Engineers clear the way for mission success
CONTINGENCY OPERATING SITE MAREZ, Iraq " A gunner with 2nd Platoon, Company C, 4th Brigade Special Troops Battalion, 4th Advise and Assist Brigade, 1st Armored Division, makes last minute checks on a Mine-Resistant Ambush Protected vehicle Sept. 1, 2011, before conducting a route clearance patrol outside of Contingency Operating Site Marez, Iraq. (U.S. Army photo by Spc. Brandon A. Bednarek, 4th AAB PAO, 1st Armored Div., USD " North)

Route clearance is one of several tasks engineers with 2nd platoon, Company C, 4th Brigade Special Troops Battalion, 4th Advise and Assist Brigade, 1st Armored Division, are expected to perform while operating at Contingency Operating Site Marez.
"The objective is to maintain freedom of movement on routes, by searching for … possible IEDs," said 2nd Lt. Matthew Floyd, platoon leader with 2nd Platoon.
For Floyd and his Soldiers, route clearance is a staple of their mission outside the gates of COS Marez.
"We make sure that everyone else can move freely without the threat of an explosive," he said.
On mission nights, up-armored vehicles illuminate the motor pool with their lighting systems. Soldiers in the platoon load mission-essential equipment, including ice-filled coolers with drinks, and conduct preventative maintenance checks, and services.
Prior to movement, Floyd and the platoon sergeant conduct mission briefs so Soldiers are aware of recent enemy activity and are focused on the upcoming objective. Before the Soldiers venture on their mission, a nightly prayer is said in unison as Soldiers bow their heads.

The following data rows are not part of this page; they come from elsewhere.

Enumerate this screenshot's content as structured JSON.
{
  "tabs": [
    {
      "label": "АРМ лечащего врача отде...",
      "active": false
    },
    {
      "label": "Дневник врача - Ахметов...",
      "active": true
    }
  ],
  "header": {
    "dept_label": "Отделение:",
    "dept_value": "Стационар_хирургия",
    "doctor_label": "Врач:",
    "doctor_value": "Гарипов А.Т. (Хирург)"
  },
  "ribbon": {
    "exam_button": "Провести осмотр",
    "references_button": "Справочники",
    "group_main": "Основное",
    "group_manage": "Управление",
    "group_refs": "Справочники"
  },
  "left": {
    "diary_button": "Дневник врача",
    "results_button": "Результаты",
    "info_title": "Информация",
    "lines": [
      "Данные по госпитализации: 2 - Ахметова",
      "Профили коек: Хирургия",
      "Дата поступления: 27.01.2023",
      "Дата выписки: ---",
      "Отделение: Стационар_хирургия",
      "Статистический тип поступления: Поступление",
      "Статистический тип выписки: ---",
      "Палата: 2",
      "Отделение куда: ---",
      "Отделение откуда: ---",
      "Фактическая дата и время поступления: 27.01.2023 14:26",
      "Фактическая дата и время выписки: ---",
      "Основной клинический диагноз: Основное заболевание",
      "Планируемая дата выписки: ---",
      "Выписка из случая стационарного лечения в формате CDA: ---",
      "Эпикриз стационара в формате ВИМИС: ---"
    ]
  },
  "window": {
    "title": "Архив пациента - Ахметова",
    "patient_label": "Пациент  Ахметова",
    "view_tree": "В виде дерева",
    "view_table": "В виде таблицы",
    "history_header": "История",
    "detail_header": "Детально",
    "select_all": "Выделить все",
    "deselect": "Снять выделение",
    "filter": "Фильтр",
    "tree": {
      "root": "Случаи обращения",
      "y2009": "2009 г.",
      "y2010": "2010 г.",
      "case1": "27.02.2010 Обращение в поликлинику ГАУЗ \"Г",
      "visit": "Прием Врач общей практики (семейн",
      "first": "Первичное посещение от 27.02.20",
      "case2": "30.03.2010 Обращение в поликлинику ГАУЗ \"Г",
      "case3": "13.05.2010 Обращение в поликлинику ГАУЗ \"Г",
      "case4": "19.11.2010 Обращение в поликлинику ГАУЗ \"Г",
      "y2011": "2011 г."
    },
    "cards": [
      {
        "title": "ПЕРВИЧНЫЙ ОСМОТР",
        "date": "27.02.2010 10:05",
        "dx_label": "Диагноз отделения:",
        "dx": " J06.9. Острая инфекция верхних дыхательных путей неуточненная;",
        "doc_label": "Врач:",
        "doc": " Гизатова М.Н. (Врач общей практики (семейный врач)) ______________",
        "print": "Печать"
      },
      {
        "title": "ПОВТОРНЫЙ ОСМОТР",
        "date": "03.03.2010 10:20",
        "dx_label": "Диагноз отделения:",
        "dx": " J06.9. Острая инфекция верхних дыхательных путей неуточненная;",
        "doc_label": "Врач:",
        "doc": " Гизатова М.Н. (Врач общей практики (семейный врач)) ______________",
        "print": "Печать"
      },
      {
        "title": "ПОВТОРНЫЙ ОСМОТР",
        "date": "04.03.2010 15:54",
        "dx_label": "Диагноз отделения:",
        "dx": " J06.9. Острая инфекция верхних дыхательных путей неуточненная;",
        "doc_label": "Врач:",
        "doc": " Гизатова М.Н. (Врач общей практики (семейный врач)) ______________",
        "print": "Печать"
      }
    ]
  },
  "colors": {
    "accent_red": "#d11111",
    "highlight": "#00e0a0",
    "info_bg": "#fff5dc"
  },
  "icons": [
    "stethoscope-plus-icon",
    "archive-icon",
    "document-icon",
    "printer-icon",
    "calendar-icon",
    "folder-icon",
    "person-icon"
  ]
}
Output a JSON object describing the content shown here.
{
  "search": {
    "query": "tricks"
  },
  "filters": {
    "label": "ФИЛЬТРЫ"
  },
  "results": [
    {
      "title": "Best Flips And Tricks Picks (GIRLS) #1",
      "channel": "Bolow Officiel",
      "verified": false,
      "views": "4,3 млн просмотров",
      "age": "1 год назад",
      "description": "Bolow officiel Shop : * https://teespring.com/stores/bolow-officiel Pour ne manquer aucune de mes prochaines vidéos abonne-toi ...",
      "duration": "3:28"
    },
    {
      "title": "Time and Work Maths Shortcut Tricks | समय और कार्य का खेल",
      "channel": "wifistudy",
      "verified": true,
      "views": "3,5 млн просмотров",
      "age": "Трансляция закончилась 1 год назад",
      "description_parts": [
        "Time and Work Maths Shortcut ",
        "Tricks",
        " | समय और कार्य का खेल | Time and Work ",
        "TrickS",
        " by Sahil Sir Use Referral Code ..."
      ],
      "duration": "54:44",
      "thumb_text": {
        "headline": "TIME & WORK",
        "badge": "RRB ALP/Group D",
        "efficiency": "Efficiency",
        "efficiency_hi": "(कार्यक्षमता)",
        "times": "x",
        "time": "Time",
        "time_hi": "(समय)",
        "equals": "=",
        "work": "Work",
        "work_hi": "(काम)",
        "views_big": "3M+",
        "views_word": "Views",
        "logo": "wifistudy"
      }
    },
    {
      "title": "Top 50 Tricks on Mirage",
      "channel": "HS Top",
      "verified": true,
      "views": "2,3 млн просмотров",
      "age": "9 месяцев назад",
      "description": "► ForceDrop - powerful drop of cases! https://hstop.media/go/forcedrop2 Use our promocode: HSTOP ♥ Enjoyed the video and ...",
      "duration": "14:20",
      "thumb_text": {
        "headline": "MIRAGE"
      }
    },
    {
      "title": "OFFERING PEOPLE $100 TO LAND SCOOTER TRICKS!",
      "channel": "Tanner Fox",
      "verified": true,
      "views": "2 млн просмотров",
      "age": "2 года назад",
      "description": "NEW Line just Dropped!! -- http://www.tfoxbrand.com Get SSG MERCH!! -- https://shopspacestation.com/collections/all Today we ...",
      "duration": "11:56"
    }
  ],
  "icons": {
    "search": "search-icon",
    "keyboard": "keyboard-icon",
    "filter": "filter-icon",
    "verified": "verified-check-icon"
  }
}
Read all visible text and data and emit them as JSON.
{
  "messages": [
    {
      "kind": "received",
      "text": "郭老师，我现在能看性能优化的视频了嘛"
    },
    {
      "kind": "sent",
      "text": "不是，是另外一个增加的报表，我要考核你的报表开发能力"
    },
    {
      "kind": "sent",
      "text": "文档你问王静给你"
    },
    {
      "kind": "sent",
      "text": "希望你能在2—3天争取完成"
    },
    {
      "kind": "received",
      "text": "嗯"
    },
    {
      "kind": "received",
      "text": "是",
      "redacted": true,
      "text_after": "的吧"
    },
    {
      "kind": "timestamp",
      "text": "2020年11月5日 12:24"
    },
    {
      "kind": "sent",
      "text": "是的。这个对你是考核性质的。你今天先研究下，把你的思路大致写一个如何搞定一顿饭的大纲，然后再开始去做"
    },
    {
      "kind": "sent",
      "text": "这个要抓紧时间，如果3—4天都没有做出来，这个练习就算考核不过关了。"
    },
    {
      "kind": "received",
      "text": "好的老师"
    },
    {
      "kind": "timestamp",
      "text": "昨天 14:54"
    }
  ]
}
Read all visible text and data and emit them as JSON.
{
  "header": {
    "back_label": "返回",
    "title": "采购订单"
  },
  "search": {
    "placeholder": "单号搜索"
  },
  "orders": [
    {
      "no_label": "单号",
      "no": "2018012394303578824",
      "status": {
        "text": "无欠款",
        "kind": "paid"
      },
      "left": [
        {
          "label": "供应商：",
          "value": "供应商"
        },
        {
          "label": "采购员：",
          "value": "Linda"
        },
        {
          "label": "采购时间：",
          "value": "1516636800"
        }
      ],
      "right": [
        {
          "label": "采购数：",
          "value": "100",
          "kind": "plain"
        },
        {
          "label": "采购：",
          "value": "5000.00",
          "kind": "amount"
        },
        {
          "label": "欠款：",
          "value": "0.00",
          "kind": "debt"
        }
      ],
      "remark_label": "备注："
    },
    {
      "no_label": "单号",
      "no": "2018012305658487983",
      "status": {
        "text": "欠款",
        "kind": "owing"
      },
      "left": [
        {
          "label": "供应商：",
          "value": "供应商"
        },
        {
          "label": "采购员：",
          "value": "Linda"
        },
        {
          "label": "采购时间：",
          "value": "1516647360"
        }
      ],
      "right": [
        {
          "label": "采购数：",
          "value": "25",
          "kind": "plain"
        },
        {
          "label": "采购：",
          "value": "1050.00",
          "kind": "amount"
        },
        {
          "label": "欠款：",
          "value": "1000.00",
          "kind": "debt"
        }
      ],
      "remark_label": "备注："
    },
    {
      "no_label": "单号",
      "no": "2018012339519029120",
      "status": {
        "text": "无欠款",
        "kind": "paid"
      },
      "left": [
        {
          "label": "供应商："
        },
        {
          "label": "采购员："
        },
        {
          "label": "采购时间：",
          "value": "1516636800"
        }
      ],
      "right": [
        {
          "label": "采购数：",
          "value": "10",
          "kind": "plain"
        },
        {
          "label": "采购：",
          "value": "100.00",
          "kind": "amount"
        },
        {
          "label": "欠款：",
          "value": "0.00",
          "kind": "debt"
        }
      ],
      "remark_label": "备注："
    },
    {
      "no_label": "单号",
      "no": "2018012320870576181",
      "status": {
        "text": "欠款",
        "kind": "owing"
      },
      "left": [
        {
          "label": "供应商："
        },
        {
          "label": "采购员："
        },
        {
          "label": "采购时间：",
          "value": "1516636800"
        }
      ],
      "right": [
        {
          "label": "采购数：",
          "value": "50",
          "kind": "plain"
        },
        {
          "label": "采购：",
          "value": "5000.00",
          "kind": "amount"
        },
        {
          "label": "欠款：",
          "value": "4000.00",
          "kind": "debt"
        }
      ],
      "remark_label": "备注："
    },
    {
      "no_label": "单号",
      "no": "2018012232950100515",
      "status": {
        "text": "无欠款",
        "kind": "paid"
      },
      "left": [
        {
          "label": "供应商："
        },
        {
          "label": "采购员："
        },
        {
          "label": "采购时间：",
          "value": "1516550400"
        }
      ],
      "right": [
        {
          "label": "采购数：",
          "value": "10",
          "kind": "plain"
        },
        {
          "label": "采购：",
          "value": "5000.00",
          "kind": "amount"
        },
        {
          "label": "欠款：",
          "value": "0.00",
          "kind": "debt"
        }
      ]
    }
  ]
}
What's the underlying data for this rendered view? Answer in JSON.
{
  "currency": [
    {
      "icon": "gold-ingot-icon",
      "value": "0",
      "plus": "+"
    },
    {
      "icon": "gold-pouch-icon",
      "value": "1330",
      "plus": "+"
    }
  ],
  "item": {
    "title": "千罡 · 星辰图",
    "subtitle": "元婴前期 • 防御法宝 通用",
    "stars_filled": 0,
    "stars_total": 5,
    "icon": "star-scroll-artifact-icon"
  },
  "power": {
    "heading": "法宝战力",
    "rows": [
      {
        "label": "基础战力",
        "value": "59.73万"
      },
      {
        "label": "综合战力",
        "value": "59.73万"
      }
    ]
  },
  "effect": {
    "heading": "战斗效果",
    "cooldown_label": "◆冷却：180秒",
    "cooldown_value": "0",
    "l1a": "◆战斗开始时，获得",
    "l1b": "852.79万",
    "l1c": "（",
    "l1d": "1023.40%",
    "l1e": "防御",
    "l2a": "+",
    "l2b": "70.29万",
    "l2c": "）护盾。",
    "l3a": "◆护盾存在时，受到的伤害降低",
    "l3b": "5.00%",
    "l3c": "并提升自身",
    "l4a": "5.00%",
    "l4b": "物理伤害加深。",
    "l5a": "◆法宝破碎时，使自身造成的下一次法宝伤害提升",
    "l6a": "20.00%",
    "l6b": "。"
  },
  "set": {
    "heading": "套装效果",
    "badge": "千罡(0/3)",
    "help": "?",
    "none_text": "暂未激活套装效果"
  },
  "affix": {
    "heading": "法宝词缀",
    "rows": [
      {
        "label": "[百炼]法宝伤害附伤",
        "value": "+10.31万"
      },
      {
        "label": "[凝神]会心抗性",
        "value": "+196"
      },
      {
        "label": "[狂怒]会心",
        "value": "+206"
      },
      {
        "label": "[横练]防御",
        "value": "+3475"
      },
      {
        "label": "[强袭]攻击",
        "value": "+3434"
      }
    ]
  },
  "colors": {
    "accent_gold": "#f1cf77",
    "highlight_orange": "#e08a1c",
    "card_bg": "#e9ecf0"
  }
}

The engineers spend hours traveling up and down routes with careful attention, cautiously monitoring suspicious vehicles and activity. External cameras mounted on vehicles assist in determining whether an object lying on the roadside is a potential threat.
Regardless of rank or experience, each Soldier on the road has a responsibility and expectation to halt the patrol if witnessing something out of the ordinary.
"No one job or person is any more important than another," Floyd said. "It doesn't matter if it's a (private first class) on his third patrol or if it's me -- everyone has the control to make that decision."
Frequent radio chatter keeps patrol vehicles focused and in constant contact with one another. Occasionally, a joke can be heard on the headsets, revealing the level of unity that flows within the platoon.
"We are actually a really tight-knit platoon," explained Floyd, adding that the Soldiers are motivated, focused, respectful and work very well with each other.
In order to keep Soldiers safe on missions, preparation and training are essential cornerstones for leadership, said Floyd. Repeating rehearsals and scenarios are a common practice that keeps the platoon knowledgeable and calculated. It's also crucial to teach Soldiers not to react to IEDs the same way twice, he said.
"Everyone gets the job done, especially our leadership," said Spc. Chad Daniel, an engineer with 2nd platoon on his first deployment. "They make sure the lower enlisted is trained well."
Daniel, who mans a Common Remotely Operated Weapon while riding in a Buffalo Mine-Resistant Vehicle, found that the training he received has suited him for a life of uncertainty outside the wire.
"Everything I was expected to do, everything that I was trained to do, is exactly what I expected it to be," he said.
The adaptability of the Army and advancements in military technology have greatly improved since the first units arrived in Iraq almost eight years ago, including the methods and equipment used for route clearance, which have significantly decreased the amount of time that Soldiers need to be on the roads, said Floyd.
After a long night work, the platoon returns to COS Marez with their mission accomplished. Soldiers park and refuel vehicles, take time to recover, and perform maintenance and rehearsals until their next mission.

Page last updated Tue September 13th, 2011 at 00:00